No, I'm not going to provide updates on the progress of the Writer's Guild of America strike. If you want to get more information, may I suggest this link ? While we wait for greedy execs to give writers their fair share of DVD proceeds, or for whiny keyboard monkeys to get the hell back to work (depending on your point of view), I thought I'd suggest some shows to add to your Netflix queue, for when our prime time favorites go into reruns. In other words, what to watch during the strike - Strike Watch, get it? Oh, never mind.
Today I've chosen to squee about Burn Notice. An attractive yet emotionally stunted protagonist? Check. Feisty love interest? Check. Goofy sidekick? Check. Fast-paced adventure with just the right combination of espionage and explosions? Double check. Basically, this show hits all my buttons. If only there were a zany, chain-smoking mother in the mix, it would be perfect.
Burn Notice, have you been reading my diary?
Revisiting my summer fling with this quirky spy drama from the USA network will be just the thing to get me through the winter of TV writer's discontent. The cast includes some of my favorite faces - Jeffrey Donovan (aka Kyle from The Pretender), Seth Peterson (aka Robbie from Providence), and Bruce Campbell (aka the most famous chin in Hollywood). The setting of sunny Miami is perfect for the vivid cinematography (read: bright colors!) that make me love this network. But don't let it's shiny packaging fool you - at the heart of this show is Michael's innate sense of the human character. He isn't a spy because he can smile toothily, shoot a gun or build a bomb out of detergent, soda cans and duct tape. He's a spy because he can get in your head and mess you up.

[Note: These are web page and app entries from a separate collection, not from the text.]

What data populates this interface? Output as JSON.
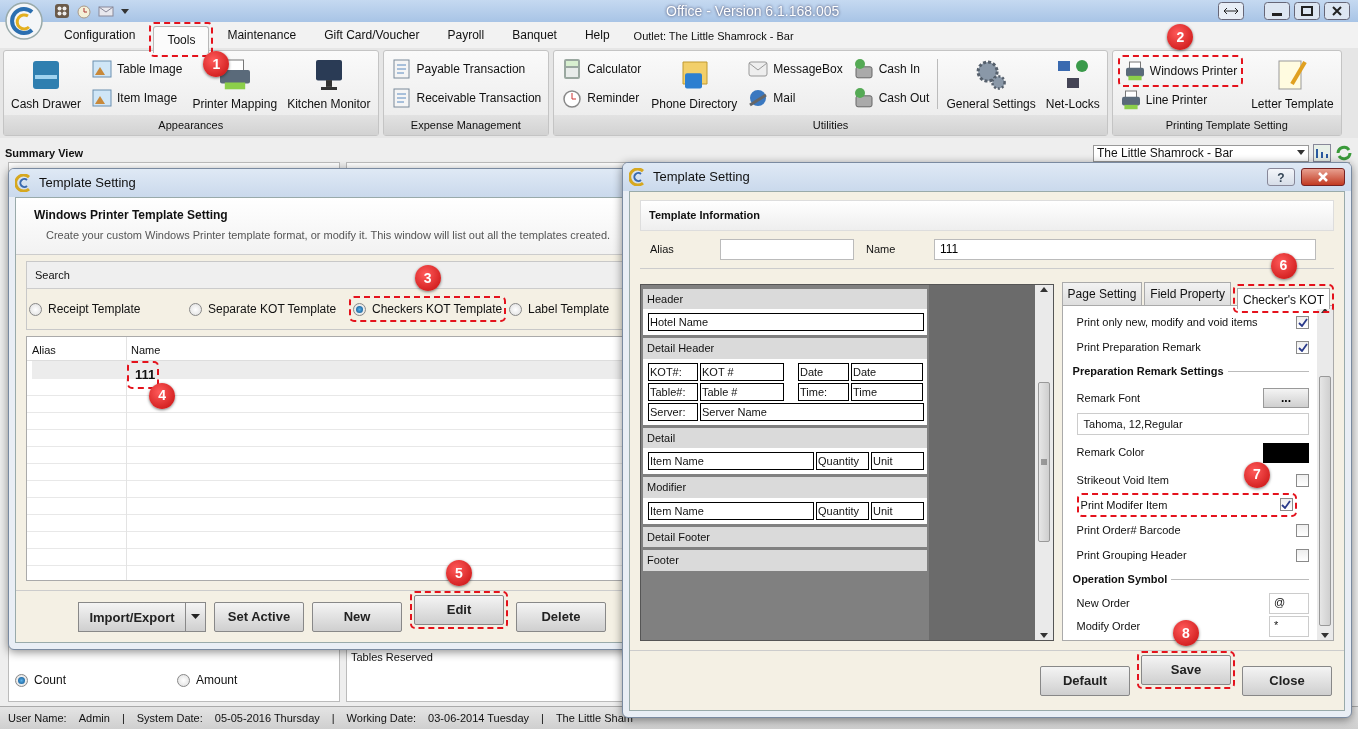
{
  "window": {
    "title": "Office - Version 6.1.168.005"
  },
  "menu": [
    {
      "label": "Configuration",
      "selected": false
    },
    {
      "label": "Tools",
      "selected": true,
      "callout": "1"
    },
    {
      "label": "Maintenance",
      "selected": false
    },
    {
      "label": "Gift Card/Voucher",
      "selected": false
    },
    {
      "label": "Payroll",
      "selected": false
    },
    {
      "label": "Banquet",
      "selected": false
    },
    {
      "label": "Help",
      "selected": false
    }
  ],
  "outlet_label": "Outlet: The Little Shamrock - Bar",
  "ribbon": [
    {
      "title": "Appearances",
      "columns": [
        {
          "kind": "large",
          "items": [
            {
              "label": "Cash Drawer"
            }
          ]
        },
        {
          "kind": "stack",
          "items": [
            {
              "label": "Table Image"
            },
            {
              "label": "Item Image"
            }
          ]
        },
        {
          "kind": "large",
          "items": [
            {
              "label": "Printer Mapping"
            }
          ]
        },
        {
          "kind": "large",
          "items": [
            {
              "label": "Kitchen Monitor"
            }
          ]
        }
      ]
    },
    {
      "title": "Expense Management",
      "columns": [
        {
          "kind": "stack",
          "items": [
            {
              "label": "Payable Transaction"
            },
            {
              "label": "Receivable Transaction"
            }
          ]
        }
      ]
    },
    {
      "title": "Utilities",
      "columns": [
        {
          "kind": "stack",
          "items": [
            {
              "label": "Calculator"
            },
            {
              "label": "Reminder"
            }
          ]
        },
        {
          "kind": "large",
          "items": [
            {
              "label": "Phone Directory"
            }
          ]
        },
        {
          "kind": "stack",
          "items": [
            {
              "label": "MessageBox"
            },
            {
              "label": "Mail"
            }
          ]
        },
        {
          "kind": "stack",
          "items": [
            {
              "label": "Cash In"
            },
            {
              "label": "Cash Out"
            }
          ]
        },
        {
          "kind": "separator"
        },
        {
          "kind": "large",
          "items": [
            {
              "label": "General Settings"
            }
          ]
        },
        {
          "kind": "large",
          "items": [
            {
              "label": "Net-Locks"
            }
          ]
        }
      ]
    },
    {
      "title": "Printing Template Setting",
      "columns": [
        {
          "kind": "stack",
          "items": [
            {
              "label": "Windows Printer",
              "callout": "2"
            },
            {
              "label": "Line Printer"
            }
          ]
        },
        {
          "kind": "large",
          "items": [
            {
              "label": "Letter Template"
            }
          ]
        }
      ]
    }
  ],
  "summary": {
    "title": "Summary View",
    "outlet": "The Little Shamrock - Bar"
  },
  "background": {
    "tables_label": "Tables Reserved",
    "radios": [
      {
        "label": "Count",
        "selected": true
      },
      {
        "label": "Amount",
        "selected": false
      }
    ]
  },
  "status_bar": [
    "User Name:",
    "Admin",
    "|",
    "System Date:",
    "05-05-2016 Thursday",
    "|",
    "Working Date:",
    "03-06-2014 Tuesday",
    "|",
    "The Little Sham"
  ],
  "list_dialog": {
    "title": "Template Setting",
    "heading": "Windows Printer Template Setting",
    "description": "Create your custom Windows Printer template format, or modify it. This window will list out all the templates created.",
    "search": {
      "title": "Search",
      "options": [
        {
          "label": "Receipt Template",
          "selected": false
        },
        {
          "label": "Separate KOT Template",
          "selected": false
        },
        {
          "label": "Checkers KOT Template",
          "selected": true,
          "callout": "3"
        },
        {
          "label": "Label Template",
          "selected": false
        }
      ]
    },
    "table": {
      "columns": [
        "Alias",
        "Name"
      ],
      "rows": [
        {
          "name": "111",
          "selected": true,
          "callout": "4"
        }
      ]
    },
    "buttons": [
      {
        "label": "Import/Export",
        "kind": "split"
      },
      {
        "label": "Set Active",
        "kind": "plain"
      },
      {
        "label": "New",
        "kind": "plain"
      },
      {
        "label": "Edit",
        "kind": "plain",
        "callout": "5"
      },
      {
        "label": "Delete",
        "kind": "plain"
      }
    ]
  },
  "edit_dialog": {
    "title": "Template Setting",
    "help": "?",
    "section": "Template Information",
    "fields": [
      {
        "label": "Alias"
      },
      {
        "label": "Name",
        "value": "111"
      }
    ],
    "preview": [
      {
        "title": "Header",
        "rows": [
          [
            "Hotel Name"
          ]
        ]
      },
      {
        "title": "Detail Header",
        "rows": [
          [
            "KOT#:",
            "KOT #",
            "Date",
            "Date"
          ],
          [
            "Table#:",
            "Table #",
            "Time:",
            "Time"
          ],
          [
            "Server:",
            "Server Name"
          ]
        ]
      },
      {
        "title": "Detail",
        "rows": [
          [
            "Item Name",
            "Quantity",
            "Unit"
          ]
        ]
      },
      {
        "title": "Modifier",
        "rows": [
          [
            "Item Name",
            "Quantity",
            "Unit"
          ]
        ]
      },
      {
        "title": "Detail Footer"
      },
      {
        "title": "Footer"
      }
    ],
    "tabs": [
      {
        "label": "Page Setting",
        "selected": false
      },
      {
        "label": "Field Property",
        "selected": false
      },
      {
        "label": "Checker's KOT",
        "selected": true,
        "callout": "6"
      }
    ],
    "settings": [
      {
        "kind": "checkbox",
        "label": "Print only new, modify and void items",
        "checked": true
      },
      {
        "kind": "checkbox",
        "label": "Print Preparation Remark",
        "checked": true
      },
      {
        "kind": "heading",
        "label": "Preparation Remark Settings"
      },
      {
        "kind": "button",
        "label": "Remark Font",
        "button": "..."
      },
      {
        "kind": "text",
        "value": "Tahoma, 12,Regular"
      },
      {
        "kind": "color",
        "label": "Remark Color",
        "color": "#000000"
      },
      {
        "kind": "checkbox",
        "label": "Strikeout Void Item",
        "checked": false
      },
      {
        "kind": "checkbox",
        "label": "Print Modifer Item",
        "checked": true,
        "callout": "7"
      },
      {
        "kind": "checkbox",
        "label": "Print Order# Barcode",
        "checked": false
      },
      {
        "kind": "checkbox",
        "label": "Print Grouping Header",
        "checked": false
      },
      {
        "kind": "heading",
        "label": "Operation Symbol"
      },
      {
        "kind": "symbol",
        "label": "New Order",
        "value": "@"
      },
      {
        "kind": "symbol",
        "label": "Modify Order",
        "value": "*"
      }
    ],
    "buttons": [
      {
        "label": "Default"
      },
      {
        "label": "Save",
        "callout": "8"
      },
      {
        "label": "Close"
      }
    ]
  }
}
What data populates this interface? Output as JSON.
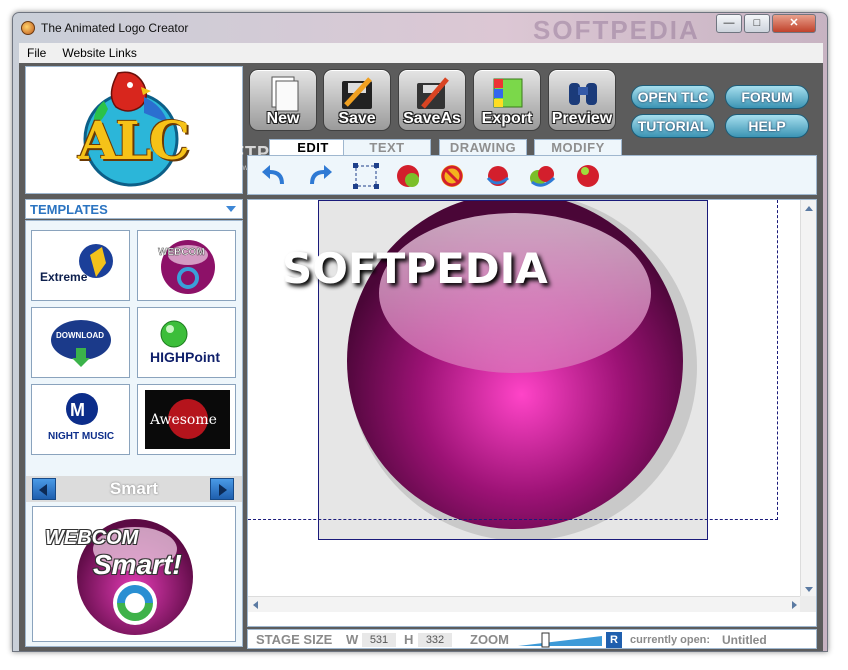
{
  "window": {
    "title": "The Animated Logo Creator",
    "watermark": "SOFTPEDIA"
  },
  "window_controls": {
    "minimize": "—",
    "maximize": "□",
    "close": "✕"
  },
  "menu": {
    "items": [
      "File",
      "Website Links"
    ]
  },
  "logo": {
    "text": "ALC",
    "watermark": "SOFTPEDIA",
    "watermark_url": "www.softpedia.com"
  },
  "toolbar": {
    "buttons": [
      {
        "label": "New",
        "icon": "new-document-icon"
      },
      {
        "label": "Save",
        "icon": "save-disk-icon"
      },
      {
        "label": "SaveAs",
        "icon": "save-as-icon"
      },
      {
        "label": "Export",
        "icon": "export-palette-icon"
      },
      {
        "label": "Preview",
        "icon": "binoculars-icon"
      }
    ],
    "links": [
      "OPEN TLC",
      "FORUM",
      "TUTORIAL",
      "HELP"
    ]
  },
  "tabs": {
    "items": [
      "EDIT",
      "TEXT",
      "DRAWING",
      "MODIFY"
    ],
    "active": "EDIT"
  },
  "edit_tools": [
    "undo-icon",
    "redo-icon",
    "select-box-icon",
    "delete-ball-icon",
    "no-ball-icon",
    "rotate-ball-icon",
    "multi-ball-icon",
    "single-ball-icon"
  ],
  "templates": {
    "header": "TEMPLATES",
    "thumbnails": [
      "Extreme",
      "WEBCOM Smart!",
      "DOWNLOAD SHOPPER",
      "HIGHPoint",
      "NIGHT MUSIC",
      "Awesome"
    ],
    "selected_label": "Smart",
    "preview_text": [
      "WEBCOM",
      "Smart!"
    ]
  },
  "canvas": {
    "watermark": "SOFTPEDIA",
    "accent": "#8a1060"
  },
  "status": {
    "stage_size_label": "STAGE SIZE",
    "w_label": "W",
    "w_value": "531",
    "h_label": "H",
    "h_value": "332",
    "zoom_label": "ZOOM",
    "zoom_reset": "R",
    "currently_open_label": "currently open:",
    "currently_open_value": "Untitled"
  }
}
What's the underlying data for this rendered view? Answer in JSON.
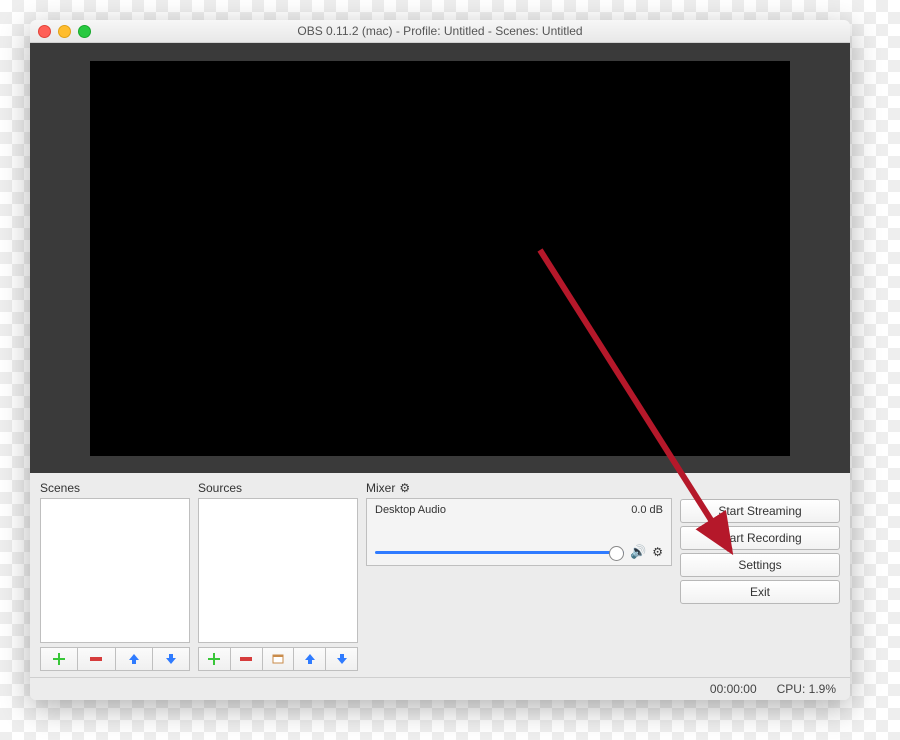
{
  "titlebar": {
    "title": "OBS 0.11.2 (mac) - Profile: Untitled - Scenes: Untitled"
  },
  "panels": {
    "scenes_label": "Scenes",
    "sources_label": "Sources",
    "mixer_label": "Mixer"
  },
  "mixer": {
    "channel_name": "Desktop Audio",
    "channel_level": "0.0 dB"
  },
  "controls": {
    "start_streaming": "Start Streaming",
    "start_recording": "Start Recording",
    "settings": "Settings",
    "exit": "Exit"
  },
  "status": {
    "time": "00:00:00",
    "cpu": "CPU: 1.9%"
  },
  "icons": {
    "plus_color": "#38c638",
    "minus_color": "#d63c3c",
    "arrow_color": "#2f7bff",
    "gear": "⚙",
    "speaker": "🔊"
  }
}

The duct tape stuff is pretty cool, too. Michael's running commentary to explain his tricks makes the spy trade seem both easy and fun. Yes, I realize that I could not become an international woman of mystery using only products found in my local hardware store. But Burn Notice makes me think I can, and that's the real measure of any television show - how much the audience buys into the fantasy. Also, the extras available on the show's website are great fun.